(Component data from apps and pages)
= = = = =
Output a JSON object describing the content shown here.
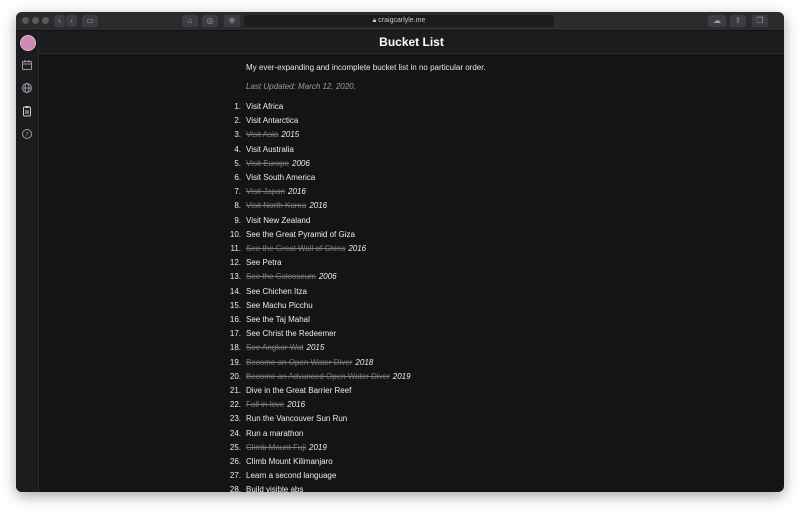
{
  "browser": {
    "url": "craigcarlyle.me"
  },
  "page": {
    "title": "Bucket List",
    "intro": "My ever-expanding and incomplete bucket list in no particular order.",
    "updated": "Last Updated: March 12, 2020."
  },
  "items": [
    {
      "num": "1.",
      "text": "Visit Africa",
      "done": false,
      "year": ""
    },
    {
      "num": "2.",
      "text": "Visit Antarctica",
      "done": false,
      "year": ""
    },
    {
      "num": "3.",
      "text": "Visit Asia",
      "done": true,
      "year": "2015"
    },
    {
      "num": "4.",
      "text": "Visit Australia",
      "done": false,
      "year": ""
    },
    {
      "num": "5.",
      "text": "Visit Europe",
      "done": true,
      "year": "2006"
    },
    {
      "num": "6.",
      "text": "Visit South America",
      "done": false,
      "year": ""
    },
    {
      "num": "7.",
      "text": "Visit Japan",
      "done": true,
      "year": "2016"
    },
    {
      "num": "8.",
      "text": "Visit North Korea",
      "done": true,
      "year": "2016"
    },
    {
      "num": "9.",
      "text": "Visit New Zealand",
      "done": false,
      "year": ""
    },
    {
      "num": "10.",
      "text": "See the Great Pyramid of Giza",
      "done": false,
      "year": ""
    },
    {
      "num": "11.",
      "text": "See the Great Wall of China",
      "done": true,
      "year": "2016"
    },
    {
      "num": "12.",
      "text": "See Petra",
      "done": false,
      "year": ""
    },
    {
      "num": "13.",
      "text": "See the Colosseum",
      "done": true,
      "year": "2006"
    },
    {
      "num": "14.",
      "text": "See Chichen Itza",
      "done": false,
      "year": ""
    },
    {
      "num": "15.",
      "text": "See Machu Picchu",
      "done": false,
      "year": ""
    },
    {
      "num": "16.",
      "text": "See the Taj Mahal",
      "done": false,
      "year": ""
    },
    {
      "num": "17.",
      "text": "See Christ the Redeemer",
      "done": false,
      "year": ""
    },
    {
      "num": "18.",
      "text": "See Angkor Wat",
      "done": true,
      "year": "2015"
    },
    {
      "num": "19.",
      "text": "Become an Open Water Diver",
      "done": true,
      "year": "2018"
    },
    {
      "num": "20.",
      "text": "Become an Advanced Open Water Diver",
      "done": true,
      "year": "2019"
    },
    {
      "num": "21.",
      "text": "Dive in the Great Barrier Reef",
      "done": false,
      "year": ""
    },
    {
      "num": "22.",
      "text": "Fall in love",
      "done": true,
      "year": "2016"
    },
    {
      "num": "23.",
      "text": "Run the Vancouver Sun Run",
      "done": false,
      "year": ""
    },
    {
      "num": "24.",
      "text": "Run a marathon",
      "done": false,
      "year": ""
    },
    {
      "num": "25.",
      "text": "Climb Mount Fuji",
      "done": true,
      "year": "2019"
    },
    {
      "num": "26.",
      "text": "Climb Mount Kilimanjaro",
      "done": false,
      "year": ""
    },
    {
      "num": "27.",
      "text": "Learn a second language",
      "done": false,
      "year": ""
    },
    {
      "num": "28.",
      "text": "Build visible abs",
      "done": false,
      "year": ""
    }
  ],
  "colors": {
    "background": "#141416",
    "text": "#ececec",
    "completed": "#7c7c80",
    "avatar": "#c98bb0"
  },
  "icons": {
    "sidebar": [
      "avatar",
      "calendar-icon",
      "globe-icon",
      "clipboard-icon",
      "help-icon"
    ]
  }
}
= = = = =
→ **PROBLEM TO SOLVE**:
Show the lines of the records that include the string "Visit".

→ **ANSWER**:
      "text": "Visit Africa",
      "text": "Visit Antarctica",
      "text": "Visit Asia",
      "text": "Visit Australia",
      "text": "Visit Europe",
      "text": "Visit South America",
      "text": "Visit Japan",
      "text": "Visit North Korea",
      "text": "Visit New Zealand",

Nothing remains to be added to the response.